Data supplied below:

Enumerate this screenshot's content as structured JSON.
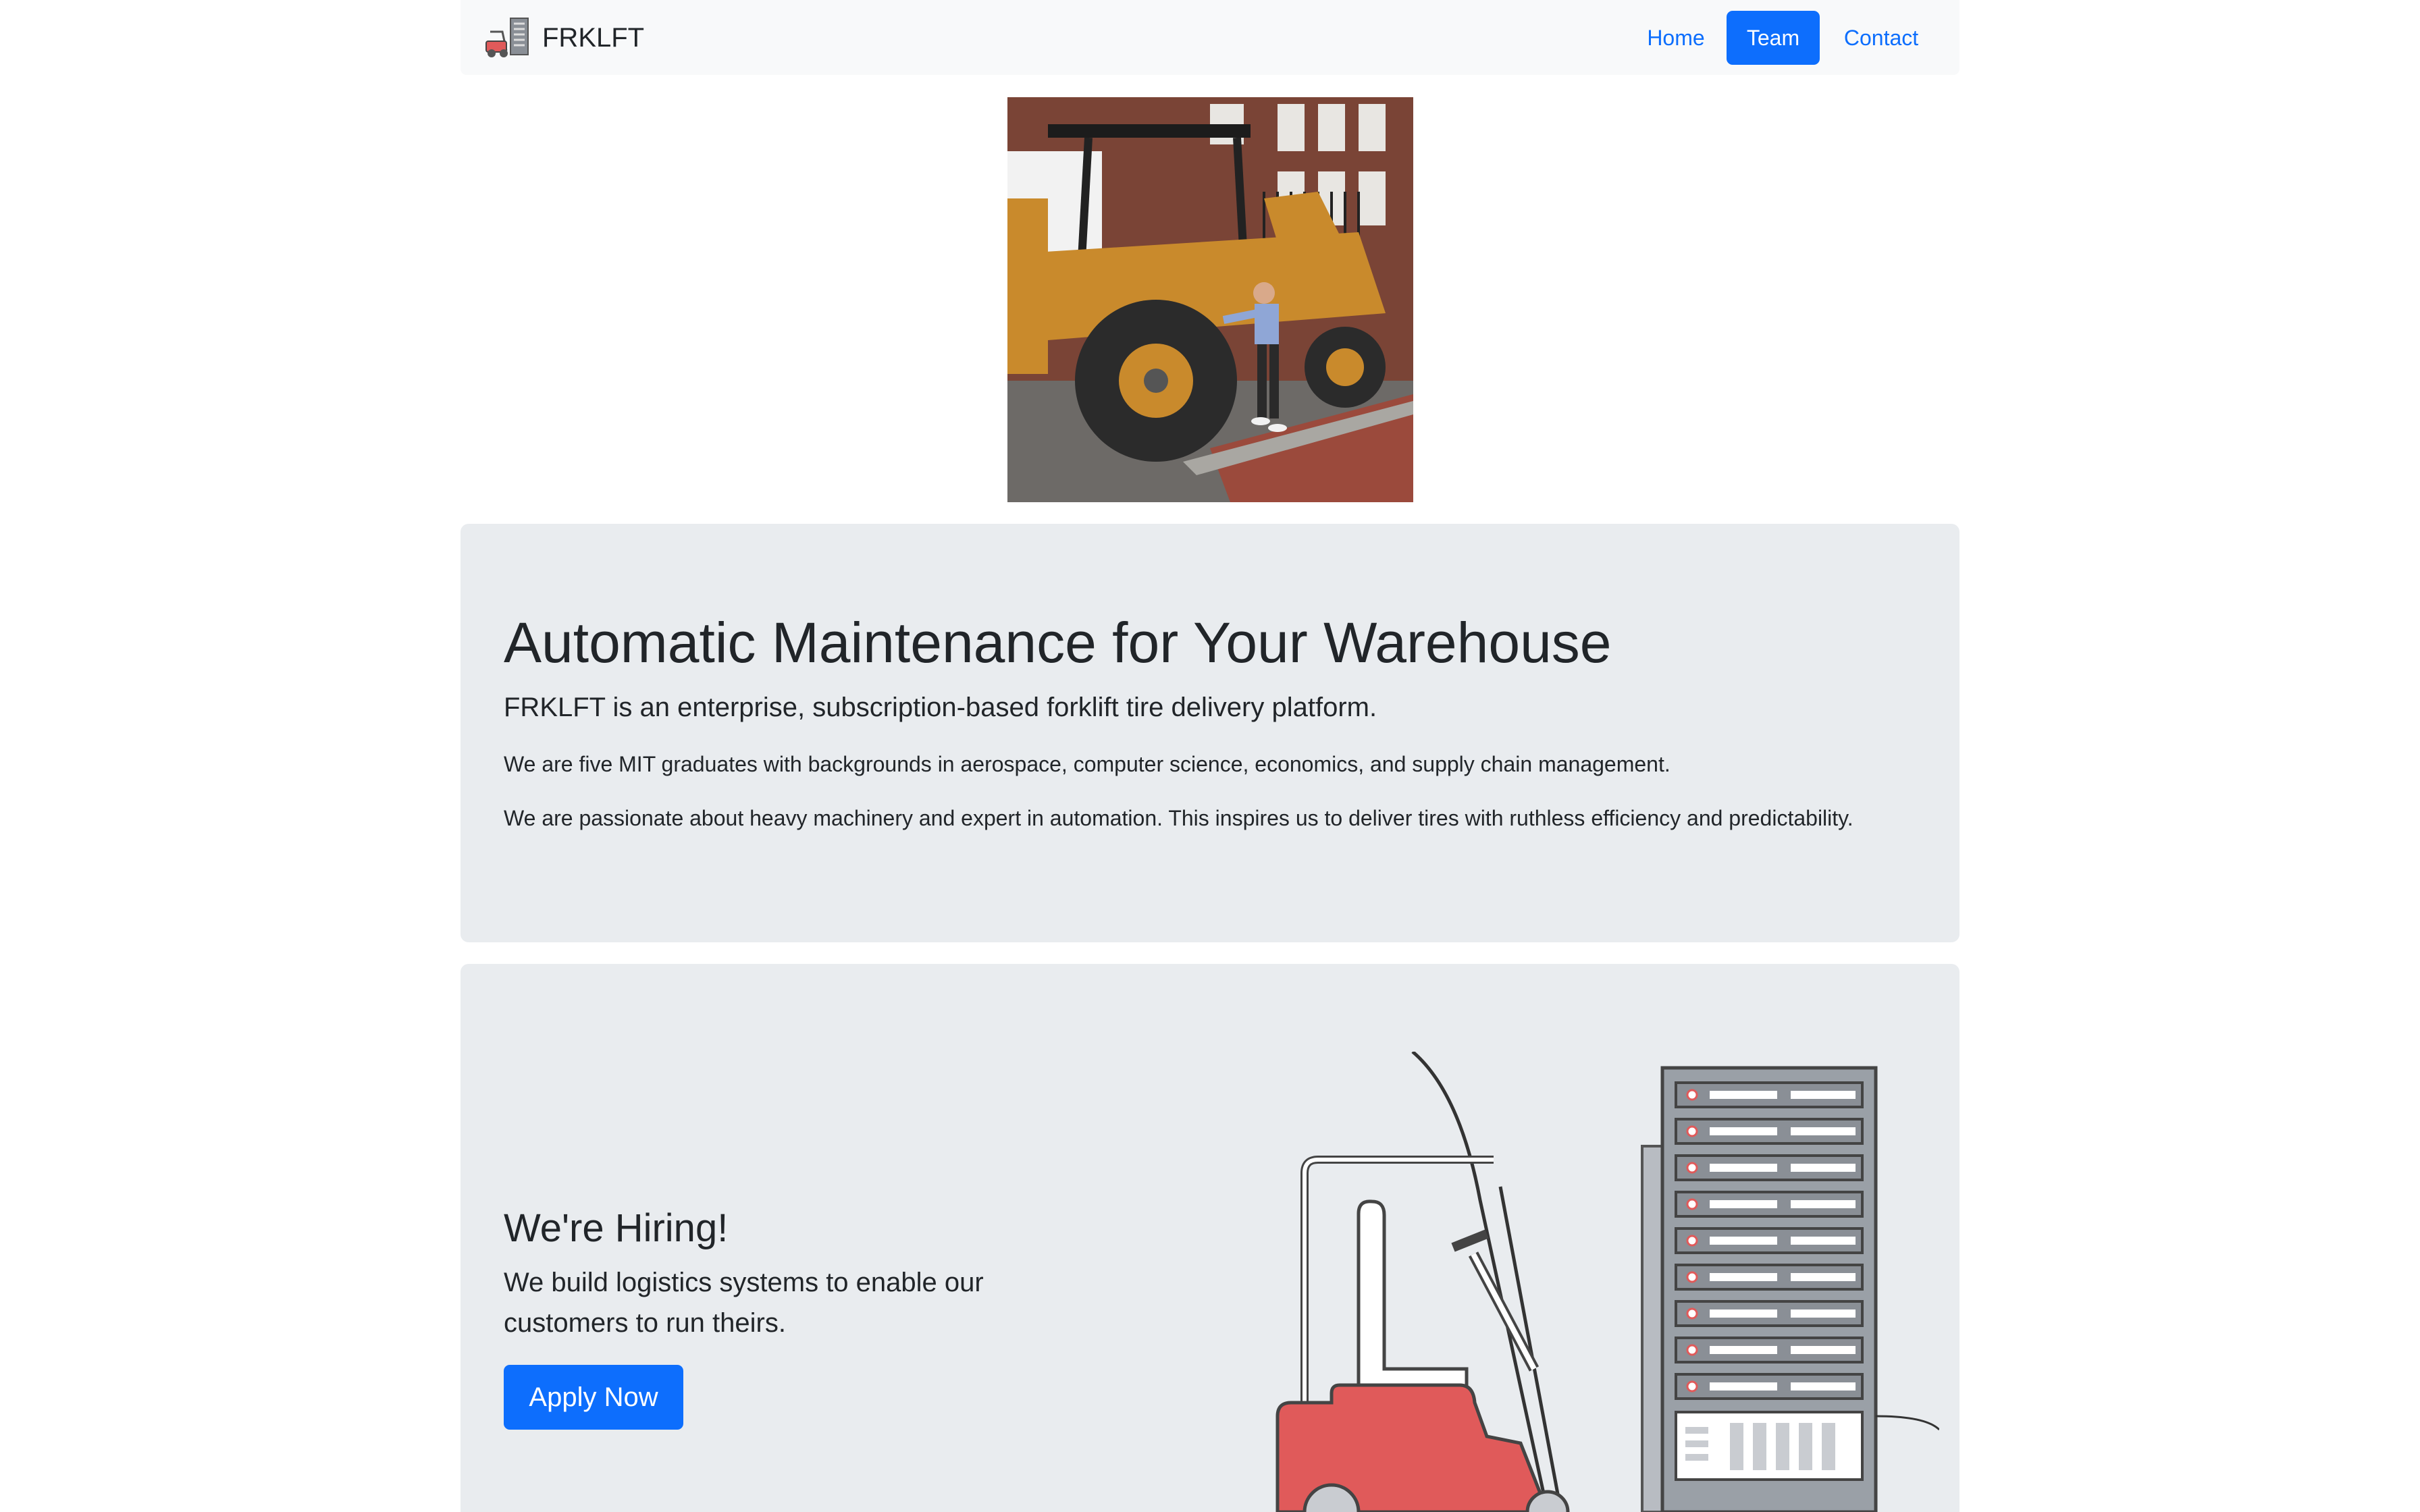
{
  "navbar": {
    "brand": "FRKLFT",
    "links": [
      {
        "label": "Home",
        "active": false
      },
      {
        "label": "Team",
        "active": true
      },
      {
        "label": "Contact",
        "active": false
      }
    ]
  },
  "hero_image": {
    "description_icon": "photo-forklift-person"
  },
  "about": {
    "headline": "Automatic Maintenance for Your Warehouse",
    "lead": "FRKLFT is an enterprise, subscription-based forklift tire delivery platform.",
    "paragraphs": [
      "We are five MIT graduates with backgrounds in aerospace, computer science, economics, and supply chain management.",
      "We are passionate about heavy machinery and expert in automation. This inspires us to deliver tires with ruthless efficiency and predictability."
    ]
  },
  "hiring": {
    "title": "We're Hiring!",
    "text": "We build logistics systems to enable our customers to run theirs.",
    "button": "Apply Now"
  },
  "colors": {
    "accent": "#0d6efd",
    "panel_bg": "#e9ecef",
    "navbar_bg": "#f8f9fa",
    "forklift_red": "#e05a5a"
  }
}
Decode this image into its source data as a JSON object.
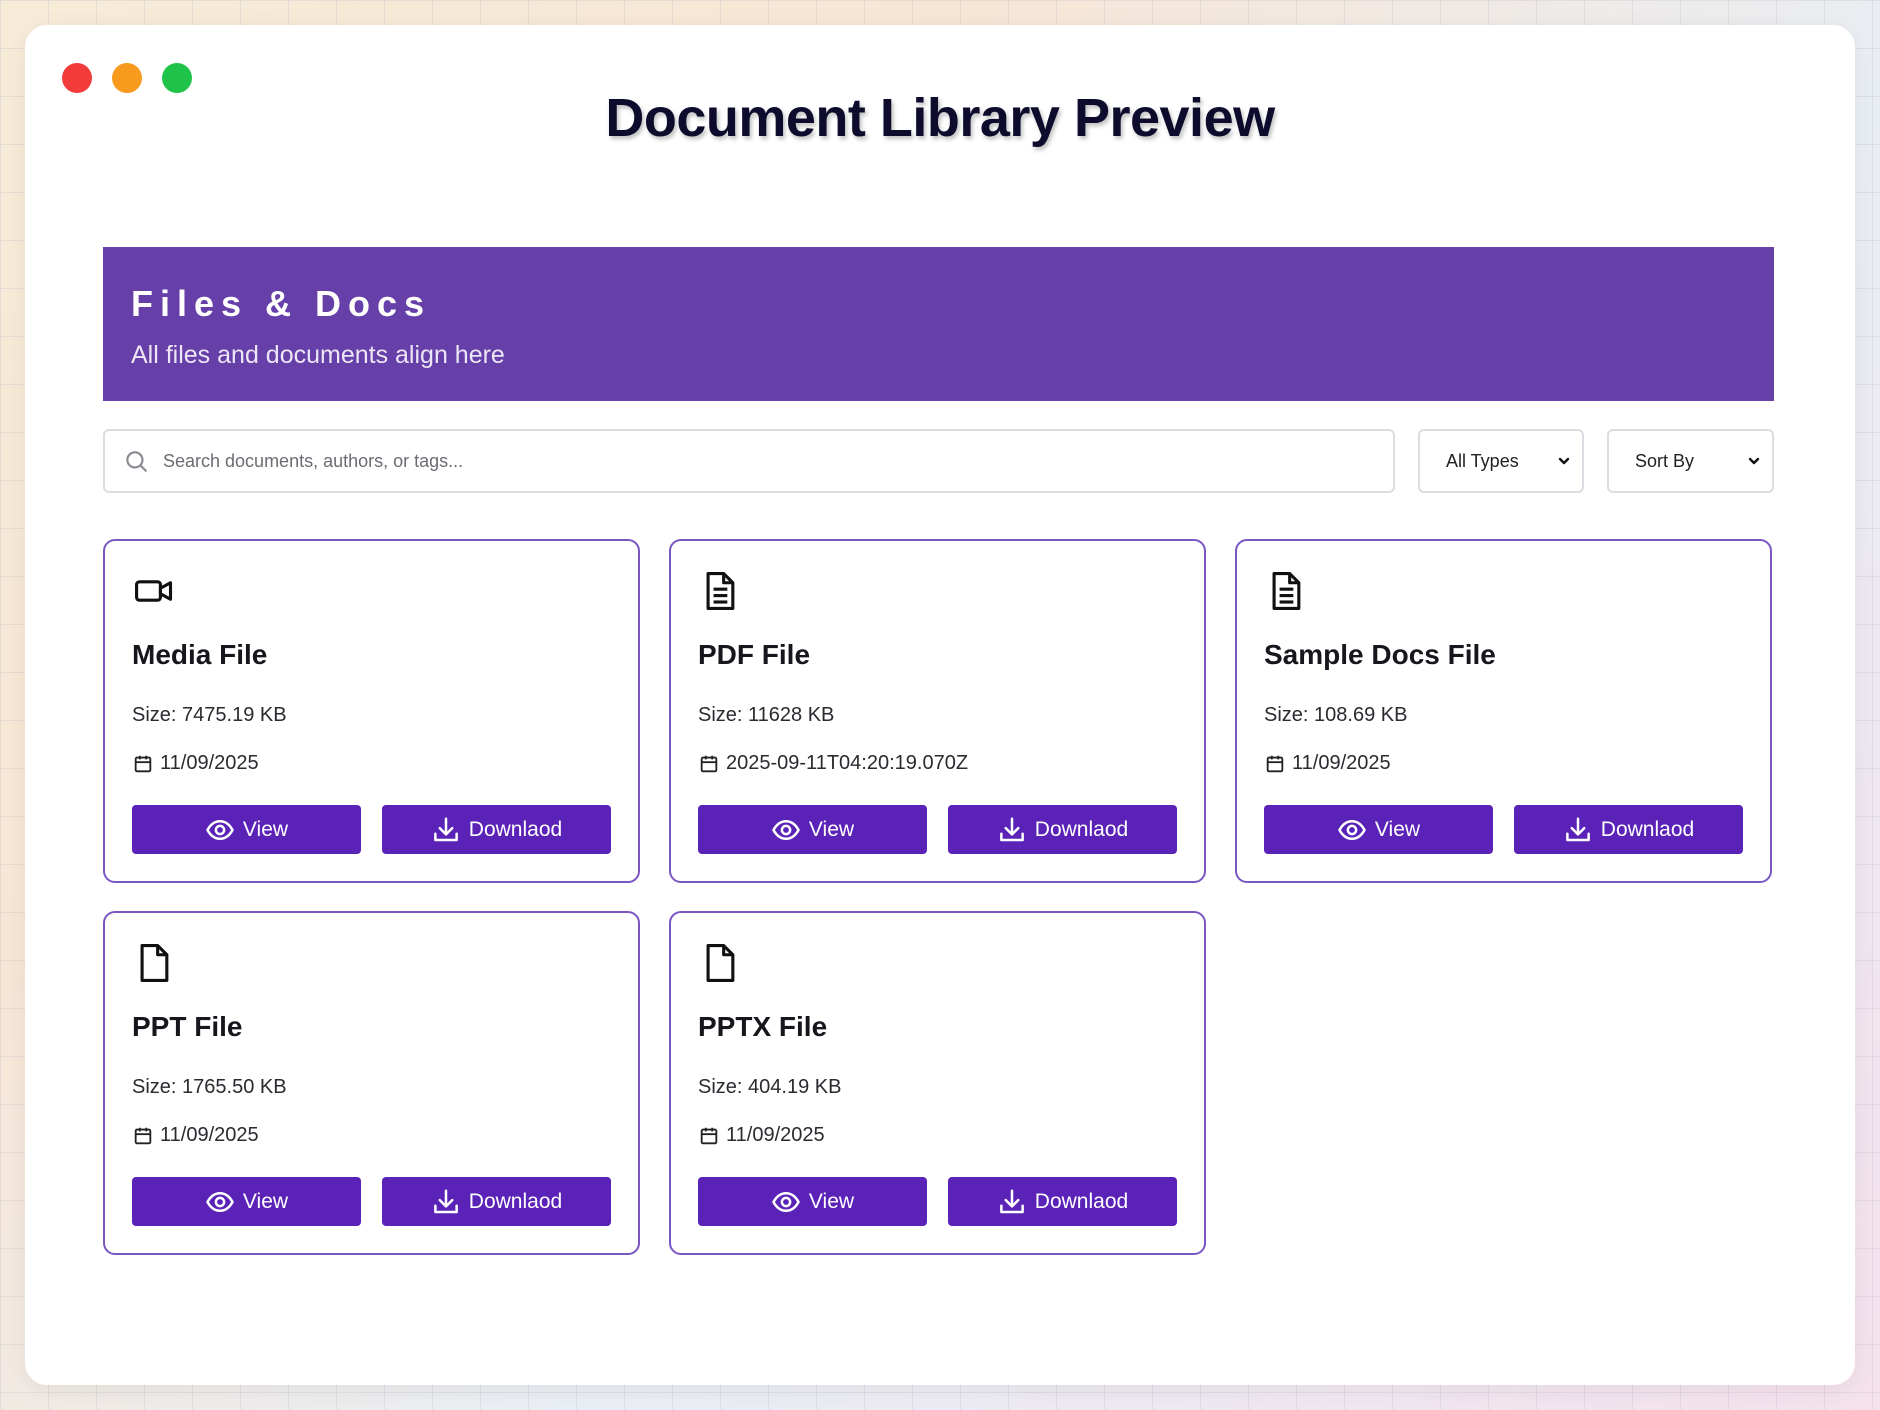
{
  "window": {
    "title": "Document Library Preview",
    "controls": [
      "close",
      "minimize",
      "maximize"
    ]
  },
  "banner": {
    "title": "Files & Docs",
    "subtitle": "All files and documents align here",
    "color": "#673fa8"
  },
  "toolbar": {
    "search_placeholder": "Search documents, authors, or tags...",
    "type_filter": "All Types",
    "sort": "Sort By"
  },
  "cards": [
    {
      "icon": "video-icon",
      "name": "Media File",
      "size": "Size: 7475.19 KB",
      "date": "11/09/2025",
      "view_label": "View",
      "download_label": "Downlaod"
    },
    {
      "icon": "document-text-icon",
      "name": "PDF File",
      "size": "Size: 11628 KB",
      "date": "2025-09-11T04:20:19.070Z",
      "view_label": "View",
      "download_label": "Downlaod"
    },
    {
      "icon": "document-text-icon",
      "name": "Sample Docs File",
      "size": "Size: 108.69 KB",
      "date": "11/09/2025",
      "view_label": "View",
      "download_label": "Downlaod"
    },
    {
      "icon": "file-icon",
      "name": "PPT File",
      "size": "Size: 1765.50 KB",
      "date": "11/09/2025",
      "view_label": "View",
      "download_label": "Downlaod"
    },
    {
      "icon": "file-icon",
      "name": "PPTX File",
      "size": "Size: 404.19 KB",
      "date": "11/09/2025",
      "view_label": "View",
      "download_label": "Downlaod"
    }
  ],
  "colors": {
    "accent": "#5b22b8",
    "card_border": "#7b56c3"
  }
}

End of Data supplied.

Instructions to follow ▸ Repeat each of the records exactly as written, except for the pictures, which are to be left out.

Exercise response ▸
Enumerate this screenshot's content as structured JSON.
{
  "navbar": {
    "brand": "FRKLFT",
    "links": [
      {
        "label": "Home",
        "active": false
      },
      {
        "label": "Team",
        "active": true
      },
      {
        "label": "Contact",
        "active": false
      }
    ]
  },
  "hero_image": {
    "description_icon": "photo-forklift-person"
  },
  "about": {
    "headline": "Automatic Maintenance for Your Warehouse",
    "lead": "FRKLFT is an enterprise, subscription-based forklift tire delivery platform.",
    "paragraphs": [
      "We are five MIT graduates with backgrounds in aerospace, computer science, economics, and supply chain management.",
      "We are passionate about heavy machinery and expert in automation. This inspires us to deliver tires with ruthless efficiency and predictability."
    ]
  },
  "hiring": {
    "title": "We're Hiring!",
    "text": "We build logistics systems to enable our customers to run theirs.",
    "button": "Apply Now"
  },
  "colors": {
    "accent": "#0d6efd",
    "panel_bg": "#e9ecef",
    "navbar_bg": "#f8f9fa",
    "forklift_red": "#e05a5a"
  }
}
Decode this image into its source data as a JSON object.
{
  "window": {
    "title": "Document Library Preview",
    "controls": [
      "close",
      "minimize",
      "maximize"
    ]
  },
  "banner": {
    "title": "Files & Docs",
    "subtitle": "All files and documents align here",
    "color": "#673fa8"
  },
  "toolbar": {
    "search_placeholder": "Search documents, authors, or tags...",
    "type_filter": "All Types",
    "sort": "Sort By"
  },
  "cards": [
    {
      "icon": "video-icon",
      "name": "Media File",
      "size": "Size: 7475.19 KB",
      "date": "11/09/2025",
      "view_label": "View",
      "download_label": "Downlaod"
    },
    {
      "icon": "document-text-icon",
      "name": "PDF File",
      "size": "Size: 11628 KB",
      "date": "2025-09-11T04:20:19.070Z",
      "view_label": "View",
      "download_label": "Downlaod"
    },
    {
      "icon": "document-text-icon",
      "name": "Sample Docs File",
      "size": "Size: 108.69 KB",
      "date": "11/09/2025",
      "view_label": "View",
      "download_label": "Downlaod"
    },
    {
      "icon": "file-icon",
      "name": "PPT File",
      "size": "Size: 1765.50 KB",
      "date": "11/09/2025",
      "view_label": "View",
      "download_label": "Downlaod"
    },
    {
      "icon": "file-icon",
      "name": "PPTX File",
      "size": "Size: 404.19 KB",
      "date": "11/09/2025",
      "view_label": "View",
      "download_label": "Downlaod"
    }
  ],
  "colors": {
    "accent": "#5b22b8",
    "card_border": "#7b56c3"
  }
}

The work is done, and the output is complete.